Be tired. Walk. Do simple activities. But first of all engage with passion in collecting and analyzing data.


Creativity is equally magical and frustrating. Creating something of value requires hard work from two contrasting thinking states: controlled and uncontrolled.

While you are gathering information, and thinking of ideas consciously, you are also feeding your unconscious. The more effort you put, the harder your brains will work. And you want your unconscious mind to be involved - it processes data 500.000 times faster than your conscious mind.


We have two modes of thinking:

1. the cognitive mode - creating focused, controlled thinking
2. the default mode - mind wandering, (day) dreaming, free association, intuition and sensation

The default mode - uncontrolled thought is triggered when the cognitive control shuts down or relaxes. The most obvious example of this is dreams. Most of us do not remember our dreams, but we can all remember that we have been dreaming.



How to trigger the uncontrolled, creative thinking?



Be tired.

Research has shown that a tired mind is often a more creative mind. It may sound counter-intuitive, but early birds should try solving problems late at night, while night owls should attempt to come up with solutions early in the morning.

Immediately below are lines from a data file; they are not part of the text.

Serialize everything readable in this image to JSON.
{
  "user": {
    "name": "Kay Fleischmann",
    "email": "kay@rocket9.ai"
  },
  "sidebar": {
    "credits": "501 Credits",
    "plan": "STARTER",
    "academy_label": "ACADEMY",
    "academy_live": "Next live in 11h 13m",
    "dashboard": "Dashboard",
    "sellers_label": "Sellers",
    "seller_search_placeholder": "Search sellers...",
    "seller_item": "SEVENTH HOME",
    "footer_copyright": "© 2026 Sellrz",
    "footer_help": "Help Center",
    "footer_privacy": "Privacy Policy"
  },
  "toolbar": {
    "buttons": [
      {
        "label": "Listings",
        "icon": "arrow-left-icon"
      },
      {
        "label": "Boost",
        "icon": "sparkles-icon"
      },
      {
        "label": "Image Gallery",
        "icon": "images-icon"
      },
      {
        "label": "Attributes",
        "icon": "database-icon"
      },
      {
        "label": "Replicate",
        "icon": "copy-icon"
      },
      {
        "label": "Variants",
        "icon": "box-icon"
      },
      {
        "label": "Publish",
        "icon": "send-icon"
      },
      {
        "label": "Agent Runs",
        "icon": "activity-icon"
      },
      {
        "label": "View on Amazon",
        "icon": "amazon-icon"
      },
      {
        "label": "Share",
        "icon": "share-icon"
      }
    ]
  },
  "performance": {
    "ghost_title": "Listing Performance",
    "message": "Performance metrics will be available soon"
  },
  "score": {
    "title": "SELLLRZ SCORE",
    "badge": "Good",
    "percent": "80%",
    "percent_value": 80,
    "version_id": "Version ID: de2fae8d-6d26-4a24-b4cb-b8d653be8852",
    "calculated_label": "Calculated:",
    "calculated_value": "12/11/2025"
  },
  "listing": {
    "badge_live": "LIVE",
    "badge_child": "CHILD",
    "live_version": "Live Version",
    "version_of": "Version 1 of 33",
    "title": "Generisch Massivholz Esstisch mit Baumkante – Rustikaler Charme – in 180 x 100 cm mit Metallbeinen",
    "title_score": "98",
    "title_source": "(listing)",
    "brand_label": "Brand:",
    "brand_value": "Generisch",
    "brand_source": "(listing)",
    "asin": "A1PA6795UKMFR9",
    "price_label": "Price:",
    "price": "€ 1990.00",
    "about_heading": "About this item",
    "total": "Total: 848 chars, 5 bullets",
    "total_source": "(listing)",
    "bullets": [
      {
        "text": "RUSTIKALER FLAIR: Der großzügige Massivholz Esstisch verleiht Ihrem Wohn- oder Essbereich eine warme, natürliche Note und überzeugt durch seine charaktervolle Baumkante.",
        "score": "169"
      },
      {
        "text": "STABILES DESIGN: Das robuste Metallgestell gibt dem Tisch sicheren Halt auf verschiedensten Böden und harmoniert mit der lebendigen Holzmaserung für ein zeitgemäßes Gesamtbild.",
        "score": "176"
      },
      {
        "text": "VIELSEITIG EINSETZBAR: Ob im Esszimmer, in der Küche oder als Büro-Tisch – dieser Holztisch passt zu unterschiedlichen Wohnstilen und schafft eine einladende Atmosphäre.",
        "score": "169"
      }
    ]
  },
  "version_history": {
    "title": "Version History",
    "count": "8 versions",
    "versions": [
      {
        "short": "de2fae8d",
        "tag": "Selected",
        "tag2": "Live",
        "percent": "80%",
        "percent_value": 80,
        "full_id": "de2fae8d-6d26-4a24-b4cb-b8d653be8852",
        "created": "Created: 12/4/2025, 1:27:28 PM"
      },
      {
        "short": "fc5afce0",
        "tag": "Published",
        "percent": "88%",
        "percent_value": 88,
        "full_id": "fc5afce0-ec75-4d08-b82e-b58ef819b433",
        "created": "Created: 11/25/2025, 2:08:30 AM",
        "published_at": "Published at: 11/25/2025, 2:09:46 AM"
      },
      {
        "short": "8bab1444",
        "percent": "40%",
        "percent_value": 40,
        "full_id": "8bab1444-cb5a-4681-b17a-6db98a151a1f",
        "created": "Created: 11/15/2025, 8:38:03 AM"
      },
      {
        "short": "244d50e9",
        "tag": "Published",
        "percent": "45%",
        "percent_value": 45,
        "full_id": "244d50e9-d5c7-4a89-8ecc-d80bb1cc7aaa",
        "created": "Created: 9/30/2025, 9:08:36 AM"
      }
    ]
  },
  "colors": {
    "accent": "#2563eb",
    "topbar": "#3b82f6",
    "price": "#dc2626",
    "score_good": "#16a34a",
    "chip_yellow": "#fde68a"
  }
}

The best time for “great, new ideas” is the transitional state between wakefulness and sleep, occurring before being fully awake and just before you are about to drop off to sleep.

Edison famously tried to tap into this “Twilight Zone” with metal balls: he would sit upright in a chair and take a nap while holding a large metal ball in each hand. Once asleep, the balls would drop out of his hands and startle him awake, and he would immediately write down what was in his mind at the time.



Do something simple.

Simple activities that do not demand much thinking are very good for triggering creative insight, for instance while doing the dishes, walking, taking a shower, and driving home from work.

Einstein would work hard on a problem for a couple of hours and then stop to play the violin. Playing a piece, he knew well would require little conscious effort allowing his mind to wander and ideas to arise. By his account, “The theory of relativity occurred to me by intuition, and music is the driving force behind this intuition.”

While doing simple activities, your controlled thinking takes its foot off the gas, making room for your uncontrolled thinking and allowing your mind to wander.



Walk.

Many of history’s great creatives used to walk while solving challenges, including Beethoven, Tchaikovsky, Freud, Milton, Dickens and Darwin. Steve Jobs was famous for holding meetings while he was walking and Mark Zuckerberg is now following in his footsteps.

Dr. Oppezzo and Schwartz, professors at Stanford University, have compared the levels of creativity in people while walking and sitting. Their research showed that their creative output increased by 60% when they were walking.



No creativity without relevant insight and analytic effort

New, creative thoughts and solutions will not come if you haven’t previously put in the conscious effort into the subject. But if you have and you are patient, you will be rewarded with a gift from your unconscious.

As the painter Joan Miró said,

“I work better when I am not working than when I am.”